══ MATERIAL FOR THE TASK ══

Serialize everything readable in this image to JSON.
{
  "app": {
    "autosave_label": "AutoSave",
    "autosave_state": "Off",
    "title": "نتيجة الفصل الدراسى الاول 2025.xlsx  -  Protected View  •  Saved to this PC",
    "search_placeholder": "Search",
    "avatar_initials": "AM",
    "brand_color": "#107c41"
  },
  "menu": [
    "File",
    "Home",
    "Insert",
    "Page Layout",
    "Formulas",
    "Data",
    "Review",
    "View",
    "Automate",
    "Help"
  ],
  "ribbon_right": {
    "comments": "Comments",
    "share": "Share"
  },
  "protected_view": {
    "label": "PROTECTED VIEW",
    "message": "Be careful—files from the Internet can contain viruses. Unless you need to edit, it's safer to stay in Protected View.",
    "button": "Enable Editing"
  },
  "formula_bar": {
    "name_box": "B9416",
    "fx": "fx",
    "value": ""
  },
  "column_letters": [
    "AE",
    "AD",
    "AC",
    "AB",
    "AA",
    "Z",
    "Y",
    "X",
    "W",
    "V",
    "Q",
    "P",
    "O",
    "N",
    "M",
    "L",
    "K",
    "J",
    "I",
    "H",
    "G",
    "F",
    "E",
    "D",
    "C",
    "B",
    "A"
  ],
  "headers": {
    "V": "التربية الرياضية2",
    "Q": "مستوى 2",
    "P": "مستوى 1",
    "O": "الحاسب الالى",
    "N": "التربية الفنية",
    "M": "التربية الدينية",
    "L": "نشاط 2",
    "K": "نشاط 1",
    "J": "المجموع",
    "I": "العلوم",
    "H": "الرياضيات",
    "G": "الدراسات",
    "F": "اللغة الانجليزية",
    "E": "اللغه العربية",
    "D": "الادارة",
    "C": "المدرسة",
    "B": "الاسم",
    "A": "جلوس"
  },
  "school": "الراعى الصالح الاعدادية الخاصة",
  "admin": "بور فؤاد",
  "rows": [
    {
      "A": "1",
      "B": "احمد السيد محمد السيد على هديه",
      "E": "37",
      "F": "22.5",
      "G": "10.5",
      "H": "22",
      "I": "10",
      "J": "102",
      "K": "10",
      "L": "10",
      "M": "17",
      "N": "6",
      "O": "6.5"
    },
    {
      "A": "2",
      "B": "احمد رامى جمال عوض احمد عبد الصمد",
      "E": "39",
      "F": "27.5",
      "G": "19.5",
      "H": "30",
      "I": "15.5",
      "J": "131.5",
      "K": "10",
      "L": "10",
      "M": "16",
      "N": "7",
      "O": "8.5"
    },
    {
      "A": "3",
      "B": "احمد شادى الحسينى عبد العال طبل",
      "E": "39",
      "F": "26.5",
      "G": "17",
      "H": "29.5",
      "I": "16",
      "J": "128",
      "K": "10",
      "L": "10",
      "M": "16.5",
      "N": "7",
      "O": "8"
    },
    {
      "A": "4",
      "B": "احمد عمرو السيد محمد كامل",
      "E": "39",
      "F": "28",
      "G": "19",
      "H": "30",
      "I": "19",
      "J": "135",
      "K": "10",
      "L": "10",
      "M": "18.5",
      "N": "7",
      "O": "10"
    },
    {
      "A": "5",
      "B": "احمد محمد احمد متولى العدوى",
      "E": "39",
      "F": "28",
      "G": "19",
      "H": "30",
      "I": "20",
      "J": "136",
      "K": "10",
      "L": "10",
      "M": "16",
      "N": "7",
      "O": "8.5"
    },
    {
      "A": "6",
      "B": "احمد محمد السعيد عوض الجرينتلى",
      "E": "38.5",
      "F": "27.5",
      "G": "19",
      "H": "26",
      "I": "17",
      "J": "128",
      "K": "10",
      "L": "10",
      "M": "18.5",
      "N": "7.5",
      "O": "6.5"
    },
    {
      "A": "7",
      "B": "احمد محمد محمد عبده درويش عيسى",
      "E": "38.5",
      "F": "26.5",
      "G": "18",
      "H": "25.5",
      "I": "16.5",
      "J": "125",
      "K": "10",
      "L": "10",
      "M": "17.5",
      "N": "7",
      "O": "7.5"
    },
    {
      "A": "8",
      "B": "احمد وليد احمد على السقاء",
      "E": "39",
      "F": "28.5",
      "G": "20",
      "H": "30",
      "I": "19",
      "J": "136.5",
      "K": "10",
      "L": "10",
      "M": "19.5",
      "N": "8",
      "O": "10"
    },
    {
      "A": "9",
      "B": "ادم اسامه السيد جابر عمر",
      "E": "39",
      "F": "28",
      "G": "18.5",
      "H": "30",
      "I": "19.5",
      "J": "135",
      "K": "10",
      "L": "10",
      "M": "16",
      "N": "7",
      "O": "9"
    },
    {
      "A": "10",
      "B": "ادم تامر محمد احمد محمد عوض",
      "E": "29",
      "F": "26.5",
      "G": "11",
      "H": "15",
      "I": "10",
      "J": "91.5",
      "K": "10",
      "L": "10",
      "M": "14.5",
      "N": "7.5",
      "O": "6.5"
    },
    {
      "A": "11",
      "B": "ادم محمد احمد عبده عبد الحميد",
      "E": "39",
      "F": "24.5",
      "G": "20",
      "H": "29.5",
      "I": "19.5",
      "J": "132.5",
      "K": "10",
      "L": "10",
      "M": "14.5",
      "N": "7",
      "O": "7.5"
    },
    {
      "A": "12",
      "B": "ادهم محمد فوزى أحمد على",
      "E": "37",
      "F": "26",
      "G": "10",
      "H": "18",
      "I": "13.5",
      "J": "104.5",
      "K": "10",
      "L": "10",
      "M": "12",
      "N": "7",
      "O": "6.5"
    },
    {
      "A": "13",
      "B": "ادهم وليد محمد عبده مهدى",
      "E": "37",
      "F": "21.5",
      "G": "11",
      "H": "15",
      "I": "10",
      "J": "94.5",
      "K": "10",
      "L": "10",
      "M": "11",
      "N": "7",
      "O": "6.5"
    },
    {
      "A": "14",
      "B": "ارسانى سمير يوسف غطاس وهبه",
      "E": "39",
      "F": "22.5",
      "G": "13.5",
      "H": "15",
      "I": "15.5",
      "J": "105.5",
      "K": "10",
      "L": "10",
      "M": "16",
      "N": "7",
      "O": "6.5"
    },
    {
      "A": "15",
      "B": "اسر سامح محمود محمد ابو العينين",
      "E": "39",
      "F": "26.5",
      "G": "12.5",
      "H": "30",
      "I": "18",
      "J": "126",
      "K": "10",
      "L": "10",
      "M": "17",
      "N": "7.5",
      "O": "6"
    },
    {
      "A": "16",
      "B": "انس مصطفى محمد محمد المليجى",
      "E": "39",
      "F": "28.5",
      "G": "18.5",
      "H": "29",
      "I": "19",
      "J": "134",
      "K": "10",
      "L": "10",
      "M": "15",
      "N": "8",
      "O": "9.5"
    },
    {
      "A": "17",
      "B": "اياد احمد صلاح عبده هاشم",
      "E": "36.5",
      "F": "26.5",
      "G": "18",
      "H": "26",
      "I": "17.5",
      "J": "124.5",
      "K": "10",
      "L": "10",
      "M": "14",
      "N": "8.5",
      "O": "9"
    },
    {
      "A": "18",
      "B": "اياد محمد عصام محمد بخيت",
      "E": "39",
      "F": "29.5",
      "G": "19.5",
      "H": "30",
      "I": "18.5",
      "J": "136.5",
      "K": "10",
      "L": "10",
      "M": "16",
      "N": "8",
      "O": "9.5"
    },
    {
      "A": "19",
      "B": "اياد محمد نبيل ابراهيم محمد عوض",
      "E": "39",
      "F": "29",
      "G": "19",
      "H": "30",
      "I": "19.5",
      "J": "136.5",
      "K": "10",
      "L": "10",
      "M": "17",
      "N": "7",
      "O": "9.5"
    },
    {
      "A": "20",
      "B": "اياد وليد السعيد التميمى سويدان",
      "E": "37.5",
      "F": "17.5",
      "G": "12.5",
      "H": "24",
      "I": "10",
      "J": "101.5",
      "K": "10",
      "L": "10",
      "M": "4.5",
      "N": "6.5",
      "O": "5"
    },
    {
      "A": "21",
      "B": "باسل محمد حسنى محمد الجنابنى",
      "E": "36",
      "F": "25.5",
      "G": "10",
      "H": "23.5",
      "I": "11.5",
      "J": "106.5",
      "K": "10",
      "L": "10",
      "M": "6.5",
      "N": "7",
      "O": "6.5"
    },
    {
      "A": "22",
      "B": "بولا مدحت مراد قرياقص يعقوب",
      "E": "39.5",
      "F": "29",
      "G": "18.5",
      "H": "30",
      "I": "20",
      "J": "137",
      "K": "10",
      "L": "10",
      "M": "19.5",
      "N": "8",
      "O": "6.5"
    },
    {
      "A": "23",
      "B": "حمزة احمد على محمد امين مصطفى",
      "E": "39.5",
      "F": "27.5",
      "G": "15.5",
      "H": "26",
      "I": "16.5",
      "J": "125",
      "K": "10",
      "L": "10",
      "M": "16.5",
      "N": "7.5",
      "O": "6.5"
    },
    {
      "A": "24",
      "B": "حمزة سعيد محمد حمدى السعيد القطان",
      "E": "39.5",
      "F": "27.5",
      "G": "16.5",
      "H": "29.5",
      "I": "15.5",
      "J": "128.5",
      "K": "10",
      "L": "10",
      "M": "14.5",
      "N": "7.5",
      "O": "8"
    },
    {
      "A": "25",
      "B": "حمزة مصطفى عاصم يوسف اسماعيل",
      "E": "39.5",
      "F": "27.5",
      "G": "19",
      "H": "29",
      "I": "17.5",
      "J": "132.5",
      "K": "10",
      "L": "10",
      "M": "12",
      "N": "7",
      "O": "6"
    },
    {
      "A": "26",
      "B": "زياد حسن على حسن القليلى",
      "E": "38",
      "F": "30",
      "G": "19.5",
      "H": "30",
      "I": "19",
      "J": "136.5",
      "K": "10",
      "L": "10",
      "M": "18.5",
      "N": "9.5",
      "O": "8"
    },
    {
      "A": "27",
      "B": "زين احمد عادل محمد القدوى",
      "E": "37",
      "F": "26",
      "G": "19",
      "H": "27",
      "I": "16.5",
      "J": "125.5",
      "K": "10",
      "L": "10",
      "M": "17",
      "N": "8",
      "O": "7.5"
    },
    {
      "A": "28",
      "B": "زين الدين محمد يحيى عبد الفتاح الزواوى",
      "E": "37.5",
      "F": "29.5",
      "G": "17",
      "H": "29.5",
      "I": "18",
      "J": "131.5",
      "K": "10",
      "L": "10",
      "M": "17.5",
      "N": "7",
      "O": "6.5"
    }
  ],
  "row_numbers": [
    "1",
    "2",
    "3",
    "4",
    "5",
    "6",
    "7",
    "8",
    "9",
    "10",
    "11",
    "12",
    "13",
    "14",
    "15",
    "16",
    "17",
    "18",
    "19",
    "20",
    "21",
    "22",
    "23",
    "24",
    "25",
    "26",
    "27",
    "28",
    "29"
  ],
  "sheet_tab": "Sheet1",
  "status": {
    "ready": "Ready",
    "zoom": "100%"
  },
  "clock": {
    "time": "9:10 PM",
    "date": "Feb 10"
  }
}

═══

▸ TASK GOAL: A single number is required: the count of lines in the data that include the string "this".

▸ RESPONSE AREA: 2